Diverse shows include works from Kittitas County artists

By Marcy Stamper

A diverse collection of art and artists — most new to local viewers — will be featured in a trio of exhibits at Confluence Gallery starting this weekend.

The main gallery is exhibiting some of the best art produced by artists from Central Washington over the past decade in a show curated by Gallery One in Ellensburg.

In a new collaboration, Confluence Gallery and Gallery One are showing art selected by one another’s curators. The collaboration will help cross-pollinate the rich artistic traditions of each area, said Salyna Gracie, executive director of Confluence Gallery.

The “Best in Show — New Works by Kittitas County Juried Winners” exhibit highlights selections by Gallery One Executive Director Monica Miller from the past 10 years.
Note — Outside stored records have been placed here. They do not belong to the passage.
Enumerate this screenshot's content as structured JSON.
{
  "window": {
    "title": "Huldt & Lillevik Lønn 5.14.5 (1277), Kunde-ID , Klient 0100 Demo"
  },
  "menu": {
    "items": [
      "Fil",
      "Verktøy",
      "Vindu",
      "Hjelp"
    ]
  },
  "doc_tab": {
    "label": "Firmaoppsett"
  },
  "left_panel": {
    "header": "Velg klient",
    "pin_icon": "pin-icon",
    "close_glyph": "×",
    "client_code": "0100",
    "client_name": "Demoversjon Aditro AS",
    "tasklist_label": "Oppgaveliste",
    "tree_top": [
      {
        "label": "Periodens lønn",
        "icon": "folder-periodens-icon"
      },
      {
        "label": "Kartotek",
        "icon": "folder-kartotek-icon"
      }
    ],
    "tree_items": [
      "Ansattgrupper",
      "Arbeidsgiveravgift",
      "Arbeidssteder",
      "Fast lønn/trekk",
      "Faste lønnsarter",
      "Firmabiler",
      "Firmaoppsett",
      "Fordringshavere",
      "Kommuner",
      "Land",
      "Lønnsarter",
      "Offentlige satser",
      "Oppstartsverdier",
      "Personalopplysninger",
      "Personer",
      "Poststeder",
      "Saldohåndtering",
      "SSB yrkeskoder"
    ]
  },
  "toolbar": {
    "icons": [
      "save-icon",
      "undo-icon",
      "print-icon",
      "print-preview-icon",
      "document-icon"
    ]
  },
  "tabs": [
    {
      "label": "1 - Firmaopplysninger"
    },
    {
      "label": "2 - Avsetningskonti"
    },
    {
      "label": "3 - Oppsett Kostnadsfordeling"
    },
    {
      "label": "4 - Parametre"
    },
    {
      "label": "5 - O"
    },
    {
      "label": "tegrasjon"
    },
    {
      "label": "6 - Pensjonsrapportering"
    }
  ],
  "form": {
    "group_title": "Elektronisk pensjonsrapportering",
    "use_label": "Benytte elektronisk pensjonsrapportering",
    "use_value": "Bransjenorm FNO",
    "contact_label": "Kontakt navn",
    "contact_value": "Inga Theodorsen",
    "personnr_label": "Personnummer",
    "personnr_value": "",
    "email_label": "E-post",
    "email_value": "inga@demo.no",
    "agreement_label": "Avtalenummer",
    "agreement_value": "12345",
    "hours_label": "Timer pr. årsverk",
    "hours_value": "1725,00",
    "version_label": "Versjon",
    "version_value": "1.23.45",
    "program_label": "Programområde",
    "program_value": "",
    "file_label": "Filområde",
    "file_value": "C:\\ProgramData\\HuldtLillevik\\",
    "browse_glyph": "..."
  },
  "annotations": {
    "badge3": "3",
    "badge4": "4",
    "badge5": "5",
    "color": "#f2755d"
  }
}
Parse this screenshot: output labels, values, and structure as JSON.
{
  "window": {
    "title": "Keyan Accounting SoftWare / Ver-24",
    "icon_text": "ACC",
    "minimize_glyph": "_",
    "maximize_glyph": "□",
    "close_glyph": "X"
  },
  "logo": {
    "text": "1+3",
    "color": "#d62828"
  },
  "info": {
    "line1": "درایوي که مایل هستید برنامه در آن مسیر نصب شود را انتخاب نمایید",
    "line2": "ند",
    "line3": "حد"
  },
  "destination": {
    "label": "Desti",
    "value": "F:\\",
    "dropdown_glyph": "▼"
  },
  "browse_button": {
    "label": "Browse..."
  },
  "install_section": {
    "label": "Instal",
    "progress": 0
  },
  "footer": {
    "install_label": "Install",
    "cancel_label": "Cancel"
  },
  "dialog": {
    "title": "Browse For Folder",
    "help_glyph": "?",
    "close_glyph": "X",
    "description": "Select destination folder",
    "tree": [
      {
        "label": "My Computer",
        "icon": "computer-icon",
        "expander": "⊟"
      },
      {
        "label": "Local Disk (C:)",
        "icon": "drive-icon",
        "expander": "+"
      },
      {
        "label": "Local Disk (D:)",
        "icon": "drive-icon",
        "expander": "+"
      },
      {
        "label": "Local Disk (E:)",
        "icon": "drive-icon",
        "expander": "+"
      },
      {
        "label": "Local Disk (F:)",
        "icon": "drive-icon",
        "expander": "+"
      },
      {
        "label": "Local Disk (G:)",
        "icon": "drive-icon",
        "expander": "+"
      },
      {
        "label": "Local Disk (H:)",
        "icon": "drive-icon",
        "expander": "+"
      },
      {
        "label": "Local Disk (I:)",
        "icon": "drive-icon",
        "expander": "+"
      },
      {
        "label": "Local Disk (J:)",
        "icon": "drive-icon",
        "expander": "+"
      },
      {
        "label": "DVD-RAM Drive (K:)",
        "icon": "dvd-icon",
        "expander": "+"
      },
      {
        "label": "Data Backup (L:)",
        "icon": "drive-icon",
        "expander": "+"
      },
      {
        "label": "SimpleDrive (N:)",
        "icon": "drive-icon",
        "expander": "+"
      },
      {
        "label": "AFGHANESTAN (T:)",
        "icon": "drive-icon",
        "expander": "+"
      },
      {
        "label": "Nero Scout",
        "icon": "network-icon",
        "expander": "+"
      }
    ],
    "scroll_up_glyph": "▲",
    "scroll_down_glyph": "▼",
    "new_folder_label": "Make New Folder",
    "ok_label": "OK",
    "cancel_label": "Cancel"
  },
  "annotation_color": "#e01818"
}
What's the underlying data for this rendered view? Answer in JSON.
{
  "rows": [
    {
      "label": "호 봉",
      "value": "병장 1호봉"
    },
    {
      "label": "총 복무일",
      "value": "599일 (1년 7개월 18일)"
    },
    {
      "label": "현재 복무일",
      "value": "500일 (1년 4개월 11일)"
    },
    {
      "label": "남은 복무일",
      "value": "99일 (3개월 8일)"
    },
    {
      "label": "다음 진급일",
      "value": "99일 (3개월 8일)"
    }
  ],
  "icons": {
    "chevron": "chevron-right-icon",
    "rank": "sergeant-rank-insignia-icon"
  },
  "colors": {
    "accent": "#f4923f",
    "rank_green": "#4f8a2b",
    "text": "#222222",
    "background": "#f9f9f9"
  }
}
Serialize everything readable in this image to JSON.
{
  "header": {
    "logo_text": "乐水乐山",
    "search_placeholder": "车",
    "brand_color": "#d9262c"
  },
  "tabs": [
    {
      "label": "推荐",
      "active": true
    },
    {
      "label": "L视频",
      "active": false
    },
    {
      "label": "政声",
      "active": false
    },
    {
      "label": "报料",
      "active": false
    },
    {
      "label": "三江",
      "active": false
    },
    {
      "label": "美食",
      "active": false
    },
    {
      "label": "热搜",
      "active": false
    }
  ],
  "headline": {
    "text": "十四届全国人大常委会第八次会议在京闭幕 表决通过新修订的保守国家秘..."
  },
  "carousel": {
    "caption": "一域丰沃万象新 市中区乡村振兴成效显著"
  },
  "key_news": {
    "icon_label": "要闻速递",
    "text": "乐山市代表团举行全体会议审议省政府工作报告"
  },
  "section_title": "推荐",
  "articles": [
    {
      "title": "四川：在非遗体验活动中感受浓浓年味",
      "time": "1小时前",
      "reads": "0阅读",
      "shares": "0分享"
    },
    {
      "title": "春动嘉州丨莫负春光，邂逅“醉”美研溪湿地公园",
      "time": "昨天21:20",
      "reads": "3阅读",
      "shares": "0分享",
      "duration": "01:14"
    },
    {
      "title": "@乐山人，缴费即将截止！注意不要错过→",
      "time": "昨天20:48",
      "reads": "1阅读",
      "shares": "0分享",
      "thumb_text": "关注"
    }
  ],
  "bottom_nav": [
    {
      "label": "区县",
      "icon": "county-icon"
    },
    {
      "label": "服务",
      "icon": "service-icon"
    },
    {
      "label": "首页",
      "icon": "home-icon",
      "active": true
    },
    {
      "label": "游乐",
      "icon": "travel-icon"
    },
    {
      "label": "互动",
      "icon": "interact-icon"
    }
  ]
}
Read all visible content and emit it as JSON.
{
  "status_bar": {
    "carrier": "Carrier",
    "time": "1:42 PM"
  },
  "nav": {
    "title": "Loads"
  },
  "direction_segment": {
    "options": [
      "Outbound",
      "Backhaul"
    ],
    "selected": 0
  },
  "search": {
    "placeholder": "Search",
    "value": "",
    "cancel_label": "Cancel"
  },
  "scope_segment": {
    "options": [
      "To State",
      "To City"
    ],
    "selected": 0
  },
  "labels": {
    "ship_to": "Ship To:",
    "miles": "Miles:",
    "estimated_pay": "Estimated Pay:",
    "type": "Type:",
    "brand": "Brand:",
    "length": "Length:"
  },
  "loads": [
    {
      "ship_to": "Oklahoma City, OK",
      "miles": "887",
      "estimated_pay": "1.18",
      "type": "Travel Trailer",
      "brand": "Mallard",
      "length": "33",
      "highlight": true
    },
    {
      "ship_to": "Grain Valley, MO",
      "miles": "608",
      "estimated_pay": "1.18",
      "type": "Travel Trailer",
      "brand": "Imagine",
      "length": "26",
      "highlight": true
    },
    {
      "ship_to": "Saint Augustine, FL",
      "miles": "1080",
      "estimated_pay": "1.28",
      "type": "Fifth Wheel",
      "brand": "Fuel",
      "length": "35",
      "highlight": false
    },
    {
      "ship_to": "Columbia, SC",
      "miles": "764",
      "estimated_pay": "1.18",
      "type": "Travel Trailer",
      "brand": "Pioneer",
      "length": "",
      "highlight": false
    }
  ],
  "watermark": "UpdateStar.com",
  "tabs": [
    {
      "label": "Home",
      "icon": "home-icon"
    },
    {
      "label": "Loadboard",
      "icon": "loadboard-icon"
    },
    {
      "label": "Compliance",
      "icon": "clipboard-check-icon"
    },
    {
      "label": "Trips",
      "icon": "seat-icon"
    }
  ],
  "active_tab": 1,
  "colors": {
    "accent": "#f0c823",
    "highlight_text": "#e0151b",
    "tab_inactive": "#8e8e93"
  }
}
The exhibit showcases the breadth and diversity of artists in the Ellensburg area, including painting, sculpture and digital manipulation. “There is lots of contemporary art being produced in an area thought of as the cowboy West,” said Gracie.

Photo courtesy of Confluence Gallery
Bobbie Halperin’s work, “First Snow” will be on exhibit.

Justin Gibbens’ images of animals and the natural world have been featured at Confluence before, but the other nine artists in the show — some with national reputations — will be new and thought-provoking for local viewers.

In Confluence’s Community Gallery, painter Brian Sostrom is presenting a solo exhibit called “Darkening Light.”

Sostrom’s atmospheric acrylic paintings are heavily inspired by the beauty and emptiness of nature. They’re not intended to communicate a specific perspective but instead to create what Sostrom calls an “intriguing visual poem.”

By painting on Plexiglas with acrylics, Sostrom creates paintings with a unique, interesting texture and atmosphere that captures the mood of weather and light, said Gracie.

“Lighting and atmosphere are at the very heart of my work and, to create the brightest glow, I find myself darkening the light,” said Sostrom.

Confluence was first introduced to the art of Idaho-based painter when he submitted work for an exhibit two years ago. The gallery is excited to be able to feature more of his work in this show, she said.

The third exhibit is in the gallery’s gift shop, where “New Portraits by Tess Jenkins” will be on view. Jenkins was an artist-in-residence at the gallery last year.

Jenkins is a portrait artist with a strong background in figure drawing and a love of human anatomy, but this series takes a new approach to portraiture. The paintings are loose abstractions, with some self-portraits and some more general archetypes, said Gracie. “Jenkins focuses on the beingness of a person, rather than the exactitude of their features, to pull out their essence,” she said.

Jenkins brought her practice of Vipassana meditation into the studio, starting each session with a 30- to 60-minute meditation. “I found the experiences and sensations from these sittings began to appear in my work,” said Jenkins.

Meditation allowed her to shift from the defined sense of herself into “an open, unbounded and often confusing space,” said Jenkins. “[The figures] eventually began to seem more like apparitions in a fog than solid forms.” she said.

All three exhibits run from Sept. 30 to Nov. 11. There is an opening reception on Saturday (Sept. 30) from 4 to 8 p.m.